Not everyone can participate in the benefits of NUA; but for those who are candidates for it, there are potential stumbling blocks along the way to beware of.
The goal of the net unrealized appreciation (NUA) tax strategy is to enable a person to pay taxes on the appreciation of company stock formerly in a work plan at long term capital gain rates as opposed to ordinary income rates. The spread between long term capital gains vs. ordinary income could result in a sizable tax savings for those eligible for the strategy.
Without getting too deep into the NUA weeds, if a person has significant appreciation in company stock held in a workplace plan like a 401(k), and if that person hits a particular trigger event, then NUA could be in the cards. (Note that “significant appreciation” is subjective.) Those trigger events are turning age 59 ½, separation from service (not for the self-employed); disability (only for the self-employed), and death.
Once a trigger is hit, an imaginary “NUA eligibility light” is turned on. The account holder does not have to proceed with the NUA strategy immediately. The light will stay on until the trigger is activated. This is where account owners need to tread carefully. A wrong turn or innocent transaction could unintentionally activate the trigger. And if the activated trigger is not addressed by year end, it will be forever lost.
As 2022 comes to a close, it is vitally important for anyone considering the NUA tax strategy who has hit a trigger event to determine whether they have activated that trigger with any subsequent transaction. Here are a few common “trigger activators” that will start your NUA light to flash and require immediate attention if you wish to capitalize on NUA this year.
In-Service Distributions. Do you have access to in-service distributions from your work plan? If you hit an NUA trigger and were planning on leveraging the strategy at some point in the future, a subsequent in-service distribution will activate the trigger and require the NUA process to be completed in that same calendar year. Did you take a distribution to fund a family vacation? To buy a boat? To do anything at all? If so, your NUA trigger will be activated and flashing.

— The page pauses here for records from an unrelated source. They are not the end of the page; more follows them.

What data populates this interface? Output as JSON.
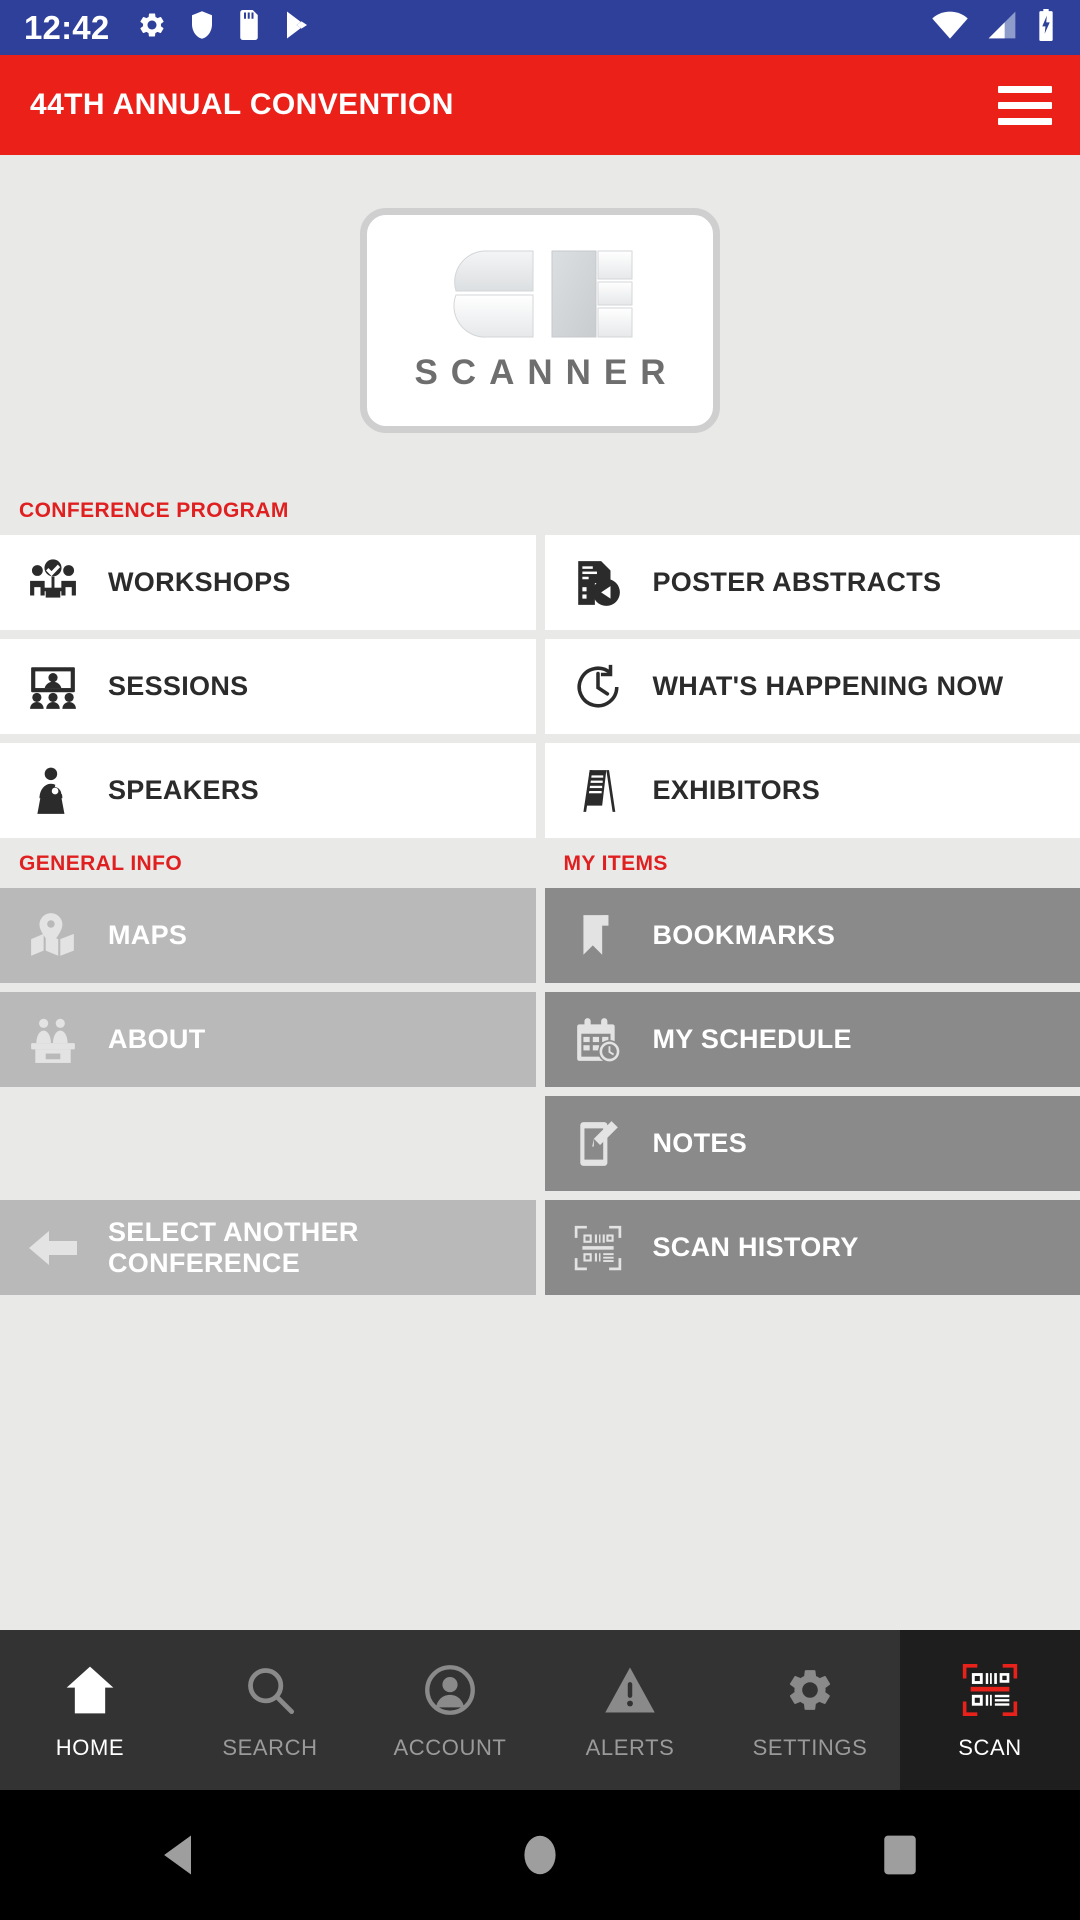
{
  "status_bar": {
    "time": "12:42",
    "left_icons": [
      "gear-icon",
      "shield-icon",
      "sd-card-icon",
      "play-store-icon"
    ],
    "right_icons": [
      "wifi-icon",
      "cell-signal-icon",
      "battery-charging-icon"
    ],
    "background": "#2f409b"
  },
  "app_bar": {
    "title": "44TH ANNUAL CONVENTION",
    "menu_icon": "hamburger-menu-icon",
    "background": "#ea2019"
  },
  "logo": {
    "wordmark": "SCANNER",
    "mark_alt": "CE monogram"
  },
  "colors": {
    "accent_red": "#e02020",
    "header_red": "#ea2019",
    "tile_white": "#ffffff",
    "tile_gray_light": "#b9b9b9",
    "tile_gray_dark": "#8a8a8a",
    "page_background": "#e9e9e7",
    "tabbar": "#333333",
    "tabbar_scan": "#1e1e1e"
  },
  "sections": {
    "conference_program": {
      "label": "CONFERENCE PROGRAM",
      "left_items": [
        {
          "label": "WORKSHOPS",
          "icon": "workshops-icon",
          "style": "white"
        },
        {
          "label": "SESSIONS",
          "icon": "sessions-icon",
          "style": "white"
        },
        {
          "label": "SPEAKERS",
          "icon": "speakers-icon",
          "style": "white"
        }
      ],
      "right_items": [
        {
          "label": "POSTER ABSTRACTS",
          "icon": "poster-abstracts-icon",
          "style": "white"
        },
        {
          "label": "WHAT'S HAPPENING NOW",
          "icon": "clock-icon",
          "style": "white"
        },
        {
          "label": "EXHIBITORS",
          "icon": "exhibitors-icon",
          "style": "white"
        }
      ]
    },
    "general_info": {
      "label": "GENERAL INFO",
      "items": [
        {
          "label": "MAPS",
          "icon": "map-pin-icon",
          "style": "gray-l"
        },
        {
          "label": "ABOUT",
          "icon": "info-desk-icon",
          "style": "gray-l"
        },
        {
          "label": "SELECT ANOTHER CONFERENCE",
          "icon": "back-arrow-icon",
          "style": "gray-l"
        }
      ]
    },
    "my_items": {
      "label": "MY ITEMS",
      "items": [
        {
          "label": "BOOKMARKS",
          "icon": "bookmark-icon",
          "style": "gray-d"
        },
        {
          "label": "MY SCHEDULE",
          "icon": "calendar-clock-icon",
          "style": "gray-d"
        },
        {
          "label": "NOTES",
          "icon": "notes-pencil-icon",
          "style": "gray-d"
        },
        {
          "label": "SCAN HISTORY",
          "icon": "qr-scan-icon",
          "style": "gray-d"
        }
      ]
    }
  },
  "tab_bar": {
    "tabs": [
      {
        "label": "HOME",
        "icon": "home-icon",
        "active": true
      },
      {
        "label": "SEARCH",
        "icon": "search-icon",
        "active": false
      },
      {
        "label": "ACCOUNT",
        "icon": "account-icon",
        "active": false
      },
      {
        "label": "ALERTS",
        "icon": "alert-triangle-icon",
        "active": false
      },
      {
        "label": "SETTINGS",
        "icon": "gear-icon",
        "active": false
      },
      {
        "label": "SCAN",
        "icon": "qr-scan-icon",
        "active": false
      }
    ]
  },
  "android_nav": {
    "buttons": [
      "back-icon",
      "home-circle-icon",
      "recents-square-icon"
    ]
  }
}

Required Minimum Distributions (RMDs). If you hit an NUA trigger a few years ago and made a concerted effort to avoid activation until you were ready to move forward with the NUA strategy – good for you! But now you are 72. Did the plan automatically send you your first RMD? Trigger activated! Time to act!
72(t) Distributions. Have you been taking consistent 72(t) payments from your work plan? (While rare from a plan, they do exist.) Like RMDs and in-service distributions, 72(t) payments from a plan will activate an NUA trigger just the same.
In-Plan Roth Conversions. Yes, even in-plan Roth conversions can activate an NUA trigger.
For anyone who has hit a trigger event and intends to leverage NUA in a future year, it is imperative to ensure your trigger has not been inadvertently activated. Otherwise, if you fail to act immediately, the trigger (and NUA tax strategy) could be squandered.
By Andy Ives, CFP®, AIF®
Ed Slott and Company, LLC